Common Methods

The ideal method of measuring oxygen consumption (VO2) uses gas analyzers with higher levels of measurement accuracy. This is called the benchmark. VO2max has traditionally been measured while the athlete runs on a treadmill or pedal on a cycle ergometer, with the intensity of the exercise increasing progressively, until it reaches voluntary exhaustion. The expired air is collected in the test, and the oxygen consumption is calculated. The maximum value reached is VO2max. Currently, the availability of portable gas analyzers (including breath-by-breath analysis equipment) makes oxygen consumption tests more agile and specific.

The high cost of these devices, the need for specialized personnel for their handling and a great deal of time in their use, makes impractical direct measurements of VO2max to study large populations. Considering these barriers for using direct measurements of VO2max, indirect methods using equations have been elaborated to estimate the VO2max, from simple measurements such as distance traveled, speed reached, time spent in the test and heart rate.

There are several so-called “indirect” tests, and in particular three of them have been widely applied to estimate VO2max: the 20-meter “Shutle run” test, Cooper’s 12-minute test, and lactate threshold. They show high correlation when compared to the test performed in a treadmill with gradual increase of speed and direct measurements using gas analyzers.

20-meter “Shutle run”
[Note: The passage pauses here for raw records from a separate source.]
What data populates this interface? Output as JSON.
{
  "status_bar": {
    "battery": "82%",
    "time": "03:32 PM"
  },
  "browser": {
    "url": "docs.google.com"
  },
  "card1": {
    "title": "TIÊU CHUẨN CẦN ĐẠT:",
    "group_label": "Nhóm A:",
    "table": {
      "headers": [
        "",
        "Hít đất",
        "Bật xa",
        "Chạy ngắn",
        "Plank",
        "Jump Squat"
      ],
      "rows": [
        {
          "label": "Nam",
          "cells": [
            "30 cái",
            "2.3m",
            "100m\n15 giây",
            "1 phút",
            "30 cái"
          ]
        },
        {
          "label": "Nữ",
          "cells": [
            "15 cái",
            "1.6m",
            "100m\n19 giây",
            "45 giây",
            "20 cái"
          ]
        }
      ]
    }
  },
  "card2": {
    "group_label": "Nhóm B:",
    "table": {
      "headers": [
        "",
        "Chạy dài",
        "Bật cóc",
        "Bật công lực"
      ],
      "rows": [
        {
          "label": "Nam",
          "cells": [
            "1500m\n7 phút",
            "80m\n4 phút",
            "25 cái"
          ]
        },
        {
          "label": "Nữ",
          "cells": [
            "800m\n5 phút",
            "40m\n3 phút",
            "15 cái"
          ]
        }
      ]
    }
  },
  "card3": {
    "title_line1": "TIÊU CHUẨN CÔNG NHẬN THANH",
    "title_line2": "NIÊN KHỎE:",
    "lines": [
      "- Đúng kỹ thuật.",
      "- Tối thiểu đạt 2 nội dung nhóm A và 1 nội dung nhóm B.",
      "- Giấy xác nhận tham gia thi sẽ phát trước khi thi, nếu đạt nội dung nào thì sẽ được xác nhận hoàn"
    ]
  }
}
The “Shutle run” test was introduced by Léger in a paper from 1988. The athlete runs back and forth on a 20 m course.  The athlete must touch the 20 m line at the same time a pre-recorded sound. The pace is controlled by the frequency of the sound signals, which are recorded to increase the pace at pre-established levels by 0.5 Km/h increments. When the athlete can no longer follow the pace, the last stage number is used to predict maximal oxygen uptake (VO2max). It considers the speed corresponding to that stage and age to calculate the VO2max. There are several variations of this method.

Cooper Run Test (CRT)

Cooper Run Test (CRT) is a popular method based on the book Aerobics by Dr. Kenneth Cooper from 1968. It is a simple method that aims to determine the distance covered in 12 minutes of running and/or walking. The result is then used to indirectly estimate VO2max.

Lactate Threshold (LT)

It is an anaerobic test in which blood samples are collected at intervals during an incremental exercise test. Lactate accumulates in the blood during exercise and it is a good marker for fatigue and a way to indirectly estimate VO2max.